YOUR INSTRUCTIONS: Your answer should consist of all lines in the listing that hold the word "Redshift".

╭─ INFORMATION

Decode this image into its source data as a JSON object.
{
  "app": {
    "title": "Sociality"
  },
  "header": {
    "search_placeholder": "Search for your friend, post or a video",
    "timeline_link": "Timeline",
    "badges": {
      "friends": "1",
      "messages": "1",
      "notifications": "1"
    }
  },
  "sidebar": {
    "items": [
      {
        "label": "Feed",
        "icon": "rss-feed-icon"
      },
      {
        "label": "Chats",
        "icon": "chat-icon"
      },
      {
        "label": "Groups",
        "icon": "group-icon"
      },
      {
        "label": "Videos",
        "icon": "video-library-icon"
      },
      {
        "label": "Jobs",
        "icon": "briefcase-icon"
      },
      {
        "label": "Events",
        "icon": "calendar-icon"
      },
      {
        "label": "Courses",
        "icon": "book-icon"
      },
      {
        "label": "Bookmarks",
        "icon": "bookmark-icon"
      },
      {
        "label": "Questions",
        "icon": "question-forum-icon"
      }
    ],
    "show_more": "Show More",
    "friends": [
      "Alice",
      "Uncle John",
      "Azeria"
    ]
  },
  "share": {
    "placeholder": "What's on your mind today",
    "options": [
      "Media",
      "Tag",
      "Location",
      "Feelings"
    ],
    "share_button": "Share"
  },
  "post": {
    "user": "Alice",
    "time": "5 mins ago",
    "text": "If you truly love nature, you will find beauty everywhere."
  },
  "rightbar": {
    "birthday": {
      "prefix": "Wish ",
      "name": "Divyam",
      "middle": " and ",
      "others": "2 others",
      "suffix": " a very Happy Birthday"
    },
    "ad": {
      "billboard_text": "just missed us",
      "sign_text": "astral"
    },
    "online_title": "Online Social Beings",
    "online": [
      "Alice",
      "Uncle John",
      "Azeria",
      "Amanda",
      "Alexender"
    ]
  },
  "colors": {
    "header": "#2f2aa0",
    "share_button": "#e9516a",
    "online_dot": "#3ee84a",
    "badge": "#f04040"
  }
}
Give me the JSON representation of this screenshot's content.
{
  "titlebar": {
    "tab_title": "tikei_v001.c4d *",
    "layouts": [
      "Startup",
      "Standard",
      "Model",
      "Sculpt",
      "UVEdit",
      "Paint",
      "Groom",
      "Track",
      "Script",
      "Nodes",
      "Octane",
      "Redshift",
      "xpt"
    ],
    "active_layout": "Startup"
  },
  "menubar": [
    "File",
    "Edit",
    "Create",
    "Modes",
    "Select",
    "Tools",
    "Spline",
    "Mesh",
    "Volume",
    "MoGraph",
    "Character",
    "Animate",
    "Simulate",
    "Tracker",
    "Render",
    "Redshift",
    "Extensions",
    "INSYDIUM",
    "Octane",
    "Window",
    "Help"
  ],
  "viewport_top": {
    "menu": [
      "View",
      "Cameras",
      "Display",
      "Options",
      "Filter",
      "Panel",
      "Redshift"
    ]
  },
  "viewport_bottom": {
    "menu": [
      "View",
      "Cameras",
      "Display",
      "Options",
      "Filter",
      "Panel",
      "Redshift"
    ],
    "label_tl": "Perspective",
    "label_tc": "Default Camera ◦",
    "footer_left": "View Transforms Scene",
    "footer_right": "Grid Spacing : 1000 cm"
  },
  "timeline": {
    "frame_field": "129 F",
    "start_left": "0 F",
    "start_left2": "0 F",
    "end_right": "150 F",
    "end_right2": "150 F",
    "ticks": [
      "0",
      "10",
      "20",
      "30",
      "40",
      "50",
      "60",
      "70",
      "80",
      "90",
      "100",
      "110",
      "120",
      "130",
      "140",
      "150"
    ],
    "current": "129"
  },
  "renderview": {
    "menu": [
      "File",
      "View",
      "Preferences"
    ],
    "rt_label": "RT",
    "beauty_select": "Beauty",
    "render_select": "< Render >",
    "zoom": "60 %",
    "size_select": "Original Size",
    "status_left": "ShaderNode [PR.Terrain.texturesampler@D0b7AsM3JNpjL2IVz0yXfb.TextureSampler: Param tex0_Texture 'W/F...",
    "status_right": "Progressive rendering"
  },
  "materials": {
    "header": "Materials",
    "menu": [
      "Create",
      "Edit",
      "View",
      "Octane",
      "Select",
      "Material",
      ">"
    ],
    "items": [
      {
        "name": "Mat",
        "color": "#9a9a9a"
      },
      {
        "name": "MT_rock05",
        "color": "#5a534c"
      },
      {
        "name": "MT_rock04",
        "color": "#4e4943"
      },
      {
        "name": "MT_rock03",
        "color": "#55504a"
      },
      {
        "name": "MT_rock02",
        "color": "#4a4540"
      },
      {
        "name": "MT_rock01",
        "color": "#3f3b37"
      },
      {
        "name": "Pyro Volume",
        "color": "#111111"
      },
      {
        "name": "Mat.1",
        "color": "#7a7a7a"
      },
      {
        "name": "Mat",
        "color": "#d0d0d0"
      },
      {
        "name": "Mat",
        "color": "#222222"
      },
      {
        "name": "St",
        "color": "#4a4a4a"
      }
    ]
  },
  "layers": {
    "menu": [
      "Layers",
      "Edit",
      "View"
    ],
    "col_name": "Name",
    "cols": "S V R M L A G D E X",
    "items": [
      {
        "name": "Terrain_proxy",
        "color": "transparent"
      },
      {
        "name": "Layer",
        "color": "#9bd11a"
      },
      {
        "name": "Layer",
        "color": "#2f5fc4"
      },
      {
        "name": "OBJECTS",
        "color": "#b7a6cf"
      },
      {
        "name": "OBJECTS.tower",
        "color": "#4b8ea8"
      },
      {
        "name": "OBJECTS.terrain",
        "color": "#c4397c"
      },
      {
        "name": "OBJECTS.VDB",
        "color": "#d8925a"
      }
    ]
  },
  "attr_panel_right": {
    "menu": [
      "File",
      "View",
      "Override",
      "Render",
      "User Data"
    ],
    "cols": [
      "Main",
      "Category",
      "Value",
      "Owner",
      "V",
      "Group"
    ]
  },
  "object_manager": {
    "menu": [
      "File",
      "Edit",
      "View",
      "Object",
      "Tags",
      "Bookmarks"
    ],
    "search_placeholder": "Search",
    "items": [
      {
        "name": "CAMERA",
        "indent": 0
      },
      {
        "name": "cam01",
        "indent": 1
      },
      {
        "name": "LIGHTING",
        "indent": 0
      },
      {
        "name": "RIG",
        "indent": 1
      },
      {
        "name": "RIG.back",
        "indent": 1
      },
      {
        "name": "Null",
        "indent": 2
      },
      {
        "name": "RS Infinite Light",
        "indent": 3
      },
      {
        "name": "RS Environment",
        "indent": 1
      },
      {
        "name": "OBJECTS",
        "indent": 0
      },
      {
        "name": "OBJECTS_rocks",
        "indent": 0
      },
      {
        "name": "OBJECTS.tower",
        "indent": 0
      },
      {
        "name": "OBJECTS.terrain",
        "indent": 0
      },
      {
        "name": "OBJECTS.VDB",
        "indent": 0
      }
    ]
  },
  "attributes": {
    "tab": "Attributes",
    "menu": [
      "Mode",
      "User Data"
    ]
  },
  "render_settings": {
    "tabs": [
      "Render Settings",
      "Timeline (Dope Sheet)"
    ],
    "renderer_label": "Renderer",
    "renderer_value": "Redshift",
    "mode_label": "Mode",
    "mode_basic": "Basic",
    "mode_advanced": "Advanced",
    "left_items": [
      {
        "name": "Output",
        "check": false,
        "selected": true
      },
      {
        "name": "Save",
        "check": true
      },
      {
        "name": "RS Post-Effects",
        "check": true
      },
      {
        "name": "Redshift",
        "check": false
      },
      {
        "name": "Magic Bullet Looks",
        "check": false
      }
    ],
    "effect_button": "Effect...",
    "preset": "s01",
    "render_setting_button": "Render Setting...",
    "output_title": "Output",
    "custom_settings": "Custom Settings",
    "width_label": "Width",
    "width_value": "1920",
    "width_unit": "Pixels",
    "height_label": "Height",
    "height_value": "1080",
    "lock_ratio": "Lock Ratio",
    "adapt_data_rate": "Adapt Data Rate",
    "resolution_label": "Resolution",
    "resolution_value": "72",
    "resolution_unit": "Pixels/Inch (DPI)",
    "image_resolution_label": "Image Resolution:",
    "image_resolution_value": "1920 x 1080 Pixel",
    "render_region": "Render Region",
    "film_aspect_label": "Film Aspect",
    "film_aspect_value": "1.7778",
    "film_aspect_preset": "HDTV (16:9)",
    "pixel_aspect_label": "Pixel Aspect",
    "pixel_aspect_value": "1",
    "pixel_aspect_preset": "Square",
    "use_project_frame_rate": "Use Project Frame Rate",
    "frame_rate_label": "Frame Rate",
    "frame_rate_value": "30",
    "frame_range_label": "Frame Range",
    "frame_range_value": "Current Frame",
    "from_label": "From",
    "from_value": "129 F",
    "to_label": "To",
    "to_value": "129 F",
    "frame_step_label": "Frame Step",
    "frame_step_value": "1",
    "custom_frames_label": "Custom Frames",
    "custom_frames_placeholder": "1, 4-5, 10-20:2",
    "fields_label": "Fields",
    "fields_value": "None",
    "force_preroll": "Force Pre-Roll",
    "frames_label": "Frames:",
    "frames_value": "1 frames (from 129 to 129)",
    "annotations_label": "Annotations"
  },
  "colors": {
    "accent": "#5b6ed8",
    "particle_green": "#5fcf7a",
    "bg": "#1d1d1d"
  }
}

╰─

TASK OUTPUT:
      "Redshift",
    "Redshift",
      "Redshift"
      "Redshift"
    "renderer_value": "Redshift",
        "name": "Redshift",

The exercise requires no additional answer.